An entire episode dedicated to the romances percolating amidst the greater storyline? Cue eye roll and exasperated sigh. However, by focusing on the one thing I really didn’t like about The Legend of Korra, the show has hopefully done the one thing I was really hoping for: getting the romance out of the way. Now that Korra’s confessed her feelings, kissed Mako, broken Bolin’s heart, and made friends with Asami, we can move on.
Oh and don’t worry: They’re all still friends.
I have to say I feel a little bad for the way Bolin’s heart break was played off as a comedy – if he really did like Korra as much as he said he did, seeing her make out with someone else (and his brother, at that) is no laughing matter. This episode made me like Bolin a lot more; not only is he straight forward about his feelings (although I guess everyone was pretty straight forward about their feelings this episode) and gracious regarding the fallout, but I was very impressed with his Earthbending during the Pro-Bending matches. And that tie breaker? Way to hold it together when your teammates’ heads were clouded with emotional angst. Although, to be fair, once Bolin got emotionally clouded, it was the Avatar that kept the Fire Ferrets in the game.
And what a game! I can’t wait to see why the Wolfbats are the reigning champs! But why do their opponents have to be so sleazy? I know it’s necessary for us to cheer for the Fire Ferrets without any reservations, but would it have been so bad if the reigning champs were more like the older gentlemen of the Porcupines? Or couldn’t they tone down the sleaziness of Tano just a bit to make him less of a creeper?
Two great things about the finals being separated from this episode: we get to enjoy the final match knowing there won’t be any romance (minus Mako and Asami which is tolerable like how I found Zuko and Mai tolerable), and something big is bound to happen – like maybe Amon will show up! … Okay probably not since a Pro-Bending match is probably the worst place for him to show up if he has any hope of escaping unharmed. But I’m sure it’ll have something to do with the Equalist Movement. There was also no preview after Episode Five so we weren’t even given a clue as to what to expect.
I really can’t wait for Korra to spend a little more time on her training though. It’s not that all this side stuff isn’t exciting to watch, but Korra’s main purpose at this point in time is to learn Airbending – and I get the feeling that through learning Airbending, she’ll learn about all the other things that Avatars need to know, like how to communicate with Spirits and enter the Spirit World. She’ll also need to learn to go into the Avatar State. I find it interesting that Airbending is so difficult for Korra to get a hang of; in some ways, the rhythm and movements are similar to Waterbending. There’s a flow and fluidity shared between the two elements. Aang had difficulty with Earthbending because it was so different from Airbending. For Korra, her difficulty in grasping Airbending seems to be more a difference in personality than principle. I suppose it might also be accredited to the fact that since Aang was the last Airbender for generations, there isn’t much of an Airbending influence worldwide, and learning Airbending in this modern time is like learning an ancient art. You kind of get it in theory, but application becomes a different story.

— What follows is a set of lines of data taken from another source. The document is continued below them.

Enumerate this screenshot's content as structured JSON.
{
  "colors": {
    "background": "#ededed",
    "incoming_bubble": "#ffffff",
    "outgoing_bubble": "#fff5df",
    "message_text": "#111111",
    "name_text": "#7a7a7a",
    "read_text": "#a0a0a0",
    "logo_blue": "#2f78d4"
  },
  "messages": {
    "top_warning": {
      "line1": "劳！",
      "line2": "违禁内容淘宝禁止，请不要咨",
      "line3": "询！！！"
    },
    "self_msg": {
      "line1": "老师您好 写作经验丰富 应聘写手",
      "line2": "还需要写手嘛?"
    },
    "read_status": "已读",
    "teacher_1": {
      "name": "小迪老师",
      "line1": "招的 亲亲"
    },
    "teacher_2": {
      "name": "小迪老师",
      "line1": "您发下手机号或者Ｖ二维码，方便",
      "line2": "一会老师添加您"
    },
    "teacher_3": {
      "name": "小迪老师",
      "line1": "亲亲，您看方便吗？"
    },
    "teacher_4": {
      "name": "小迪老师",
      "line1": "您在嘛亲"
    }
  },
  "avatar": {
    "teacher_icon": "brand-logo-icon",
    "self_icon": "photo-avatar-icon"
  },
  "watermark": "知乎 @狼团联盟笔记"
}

So my great speculation – or more of a ponderment – for this week is if Amon can take away a person’s ability to elementally bend, will Korra discover a way to give it back as per the need for balance in the universe?